### Extracted data
——

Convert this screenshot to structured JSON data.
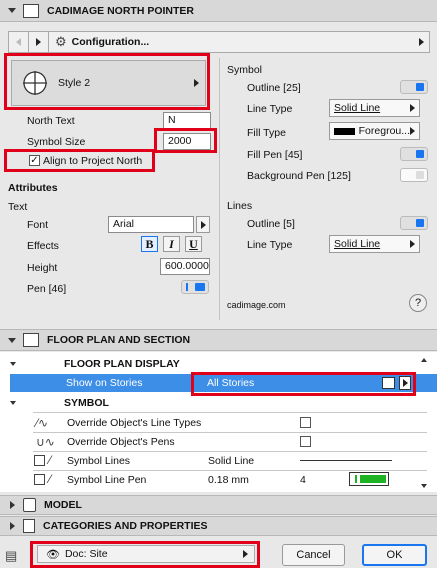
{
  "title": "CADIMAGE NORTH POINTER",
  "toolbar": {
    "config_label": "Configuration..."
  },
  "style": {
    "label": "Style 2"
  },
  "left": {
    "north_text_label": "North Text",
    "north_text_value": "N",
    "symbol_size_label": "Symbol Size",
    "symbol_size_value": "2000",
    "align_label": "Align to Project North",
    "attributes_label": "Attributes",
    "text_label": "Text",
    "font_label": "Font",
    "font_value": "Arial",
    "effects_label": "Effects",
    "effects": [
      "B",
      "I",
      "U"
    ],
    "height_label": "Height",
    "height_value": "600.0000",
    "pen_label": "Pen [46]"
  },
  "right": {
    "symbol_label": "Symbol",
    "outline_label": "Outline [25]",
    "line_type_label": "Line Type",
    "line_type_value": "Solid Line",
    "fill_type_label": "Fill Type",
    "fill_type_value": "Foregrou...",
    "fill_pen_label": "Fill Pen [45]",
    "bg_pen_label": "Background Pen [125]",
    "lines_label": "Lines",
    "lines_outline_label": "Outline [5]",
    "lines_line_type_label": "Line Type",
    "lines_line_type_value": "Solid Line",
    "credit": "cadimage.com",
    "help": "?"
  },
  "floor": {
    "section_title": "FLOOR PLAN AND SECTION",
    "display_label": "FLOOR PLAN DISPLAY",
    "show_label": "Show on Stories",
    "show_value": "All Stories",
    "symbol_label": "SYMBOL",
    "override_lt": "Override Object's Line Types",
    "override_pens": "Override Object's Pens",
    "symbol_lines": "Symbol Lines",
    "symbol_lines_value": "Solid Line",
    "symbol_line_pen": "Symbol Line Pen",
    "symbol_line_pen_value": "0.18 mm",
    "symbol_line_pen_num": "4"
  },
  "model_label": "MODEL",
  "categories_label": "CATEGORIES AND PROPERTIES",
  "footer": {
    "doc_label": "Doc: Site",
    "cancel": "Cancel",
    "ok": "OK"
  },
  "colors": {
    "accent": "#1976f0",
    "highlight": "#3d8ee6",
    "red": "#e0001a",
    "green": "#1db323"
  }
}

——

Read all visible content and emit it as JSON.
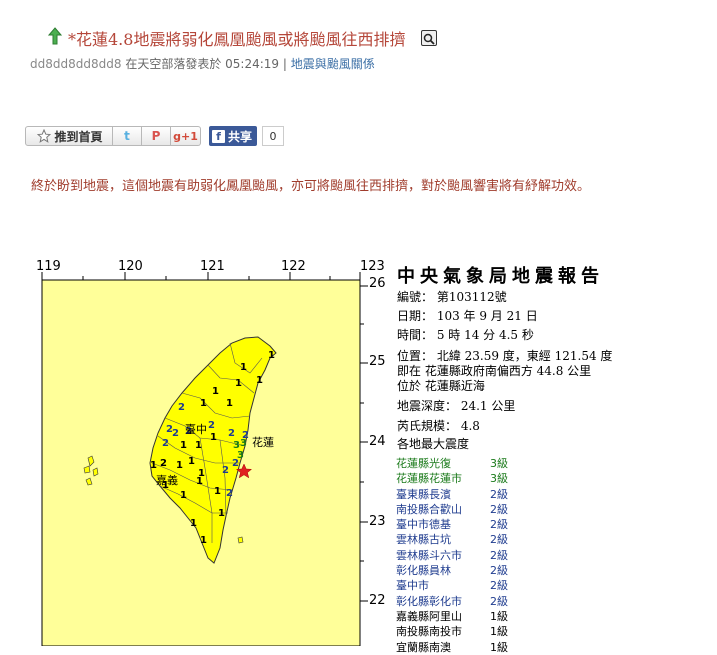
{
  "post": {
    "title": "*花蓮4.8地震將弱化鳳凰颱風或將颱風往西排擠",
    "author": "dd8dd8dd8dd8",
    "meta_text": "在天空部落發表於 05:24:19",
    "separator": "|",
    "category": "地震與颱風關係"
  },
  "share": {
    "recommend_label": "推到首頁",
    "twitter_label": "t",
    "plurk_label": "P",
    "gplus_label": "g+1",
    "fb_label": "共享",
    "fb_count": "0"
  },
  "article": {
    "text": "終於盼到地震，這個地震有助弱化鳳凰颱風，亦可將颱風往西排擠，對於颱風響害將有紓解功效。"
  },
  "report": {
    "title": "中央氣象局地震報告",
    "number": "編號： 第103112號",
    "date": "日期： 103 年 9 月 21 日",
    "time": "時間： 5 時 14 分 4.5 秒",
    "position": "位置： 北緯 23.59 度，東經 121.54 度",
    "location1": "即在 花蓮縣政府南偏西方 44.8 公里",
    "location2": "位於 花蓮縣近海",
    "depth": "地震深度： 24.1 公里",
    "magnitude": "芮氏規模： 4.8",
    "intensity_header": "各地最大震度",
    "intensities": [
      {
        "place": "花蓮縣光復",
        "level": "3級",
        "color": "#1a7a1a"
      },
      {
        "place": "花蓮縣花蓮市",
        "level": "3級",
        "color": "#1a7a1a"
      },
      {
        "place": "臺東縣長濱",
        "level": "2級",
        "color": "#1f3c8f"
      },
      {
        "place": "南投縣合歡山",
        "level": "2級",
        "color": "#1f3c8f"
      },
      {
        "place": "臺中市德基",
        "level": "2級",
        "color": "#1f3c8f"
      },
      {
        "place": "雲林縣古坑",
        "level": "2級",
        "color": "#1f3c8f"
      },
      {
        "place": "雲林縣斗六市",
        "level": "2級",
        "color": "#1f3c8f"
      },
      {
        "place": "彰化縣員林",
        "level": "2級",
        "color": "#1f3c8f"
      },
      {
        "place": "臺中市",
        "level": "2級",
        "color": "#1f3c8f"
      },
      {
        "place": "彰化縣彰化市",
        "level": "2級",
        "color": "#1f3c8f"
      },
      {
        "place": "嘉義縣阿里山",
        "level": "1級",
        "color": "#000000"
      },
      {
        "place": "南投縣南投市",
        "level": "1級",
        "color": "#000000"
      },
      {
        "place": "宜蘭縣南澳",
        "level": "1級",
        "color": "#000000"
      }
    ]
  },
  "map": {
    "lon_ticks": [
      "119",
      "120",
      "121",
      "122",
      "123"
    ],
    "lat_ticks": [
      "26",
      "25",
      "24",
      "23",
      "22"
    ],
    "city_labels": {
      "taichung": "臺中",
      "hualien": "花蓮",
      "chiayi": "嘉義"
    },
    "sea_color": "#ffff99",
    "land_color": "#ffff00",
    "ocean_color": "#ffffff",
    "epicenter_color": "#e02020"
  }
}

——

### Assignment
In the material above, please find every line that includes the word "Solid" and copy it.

### Exercise solution
    "line_type_value": "Solid Line",
    "lines_line_type_value": "Solid Line",
    "symbol_lines_value": "Solid Line",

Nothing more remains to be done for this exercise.